“Most research to date has investigated the relationships between trauma and psychotic symptoms in general, rather than specific psychotic symptom domains,” Michael A.P. Bloomfield, PhD, MRCPsych, of the Division of Psychiatry at University College London, and colleagues wrote. “Understanding the psychological processes associated with specific psychotic symptoms in the context of [developmental trauma] has the potential to lead to improved treatments, including both psychotherapies and pharmacotherapies.”

The investigators aimed to conduct a systematic review of the literature, as well as to use meta-analytic techniques to elucidate the potential effects of psychological processes on the links between developmental trauma and specific psychotic experiences, such as hallucinations, delusions and paranoia. They searched three databases and included 22 studies.

Results showed dissociation, emotional dysregulation and PTSD symptoms played mediating roles between developmental trauma and hallucinations. Further, they observed evidence of a mediating role of negative schemata, such as mental constructs of meanings, between developmental trauma and delusions, as well as paranoia.
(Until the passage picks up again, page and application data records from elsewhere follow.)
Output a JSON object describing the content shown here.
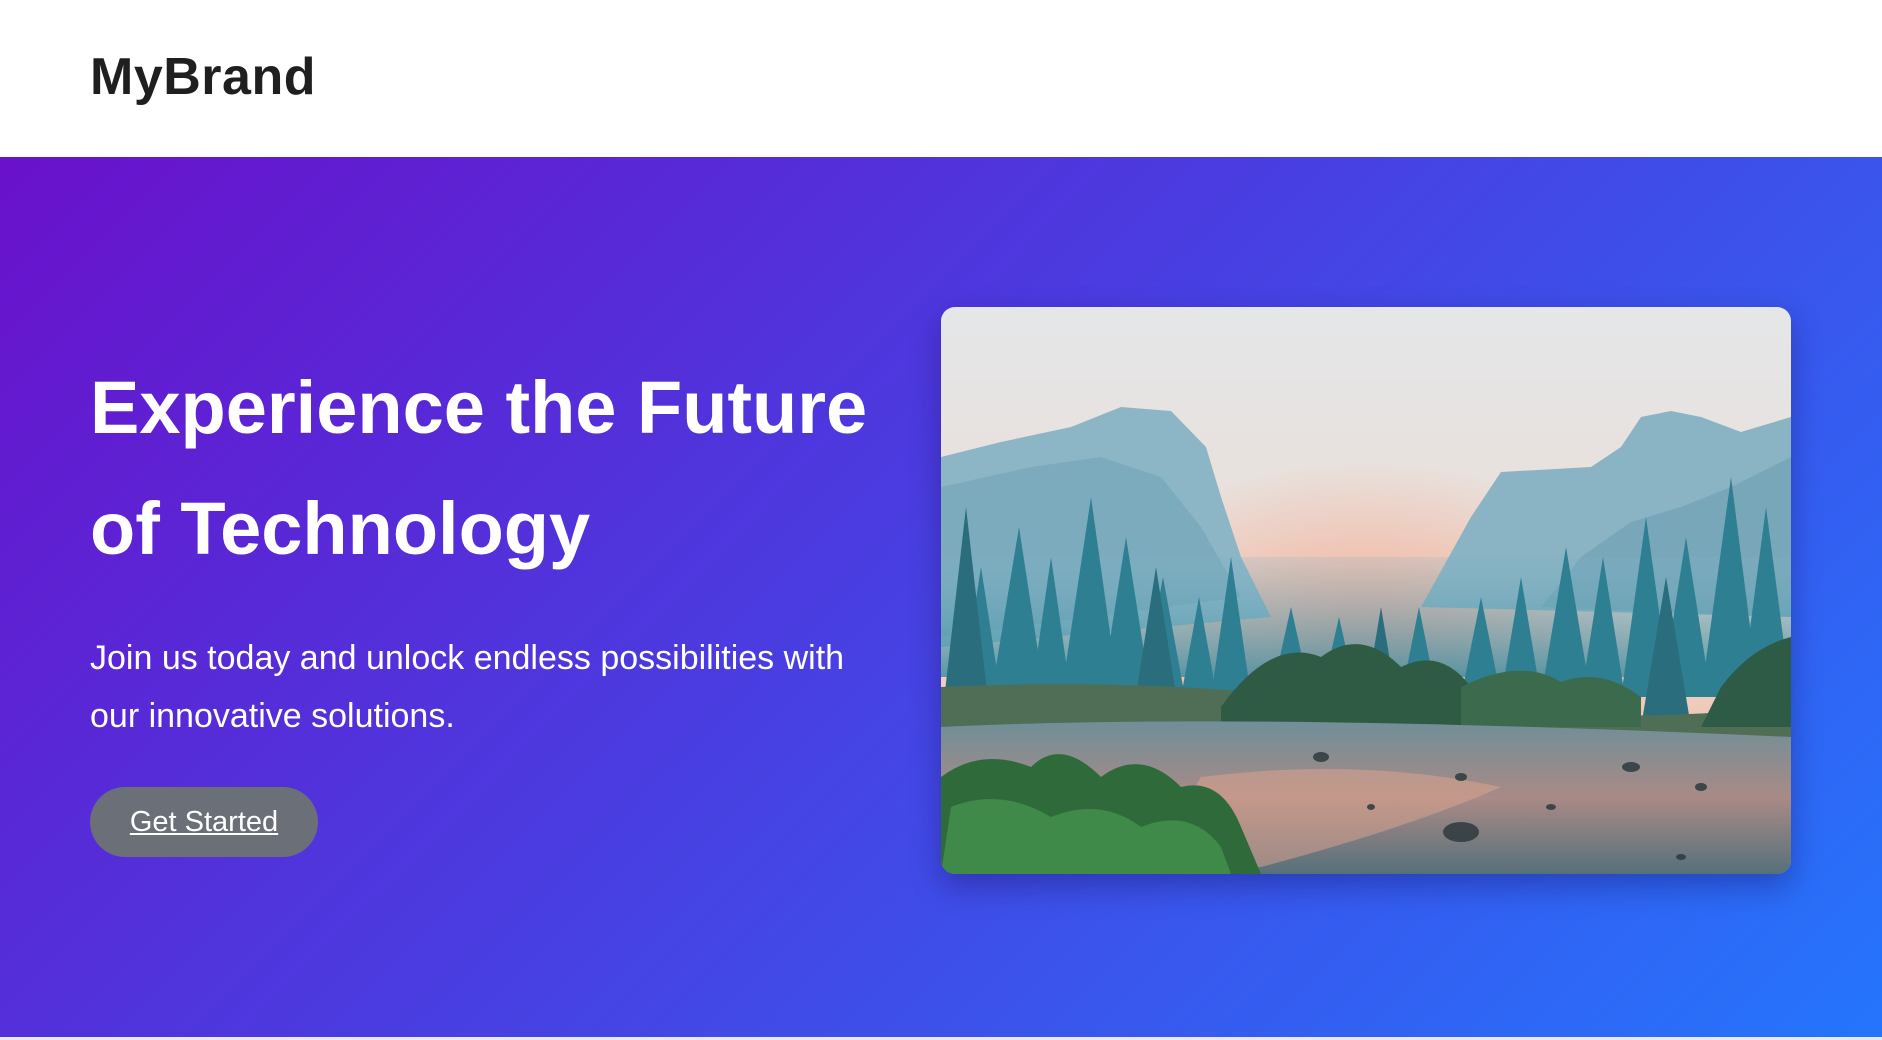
{
  "navbar": {
    "brand": "MyBrand"
  },
  "hero": {
    "title_line1": "Experience the Future",
    "title_line2": "of Technology",
    "subtitle_line1": "Join us today and unlock endless possibilities with",
    "subtitle_line2": "our innovative solutions.",
    "cta_label": "Get Started",
    "image_alt": "Mountain valley with pine forest and river at sunrise"
  },
  "colors": {
    "gradient_start": "#6a11cb",
    "gradient_end": "#2575fc",
    "cta_background": "#6b6f78",
    "brand_text": "#1f1f1f"
  }
}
Bloomfield and colleagues noted that a significant number of prior studies were of “poor quality” and that this research area has been limited by mostly cross-sectional research.

“Clinicians should carefully ask people with psychosis about their history of developmental trauma, and screen patients with such a history for dissociation, emotional dysregulation and PTSD symptoms,” the researchers wrote. “Well-conducted research with prospective designs, including neurocognitive assessment, is required in order to fully understand the biopsychosocial mechanisms underlying the association between developmental trauma and psychosis.”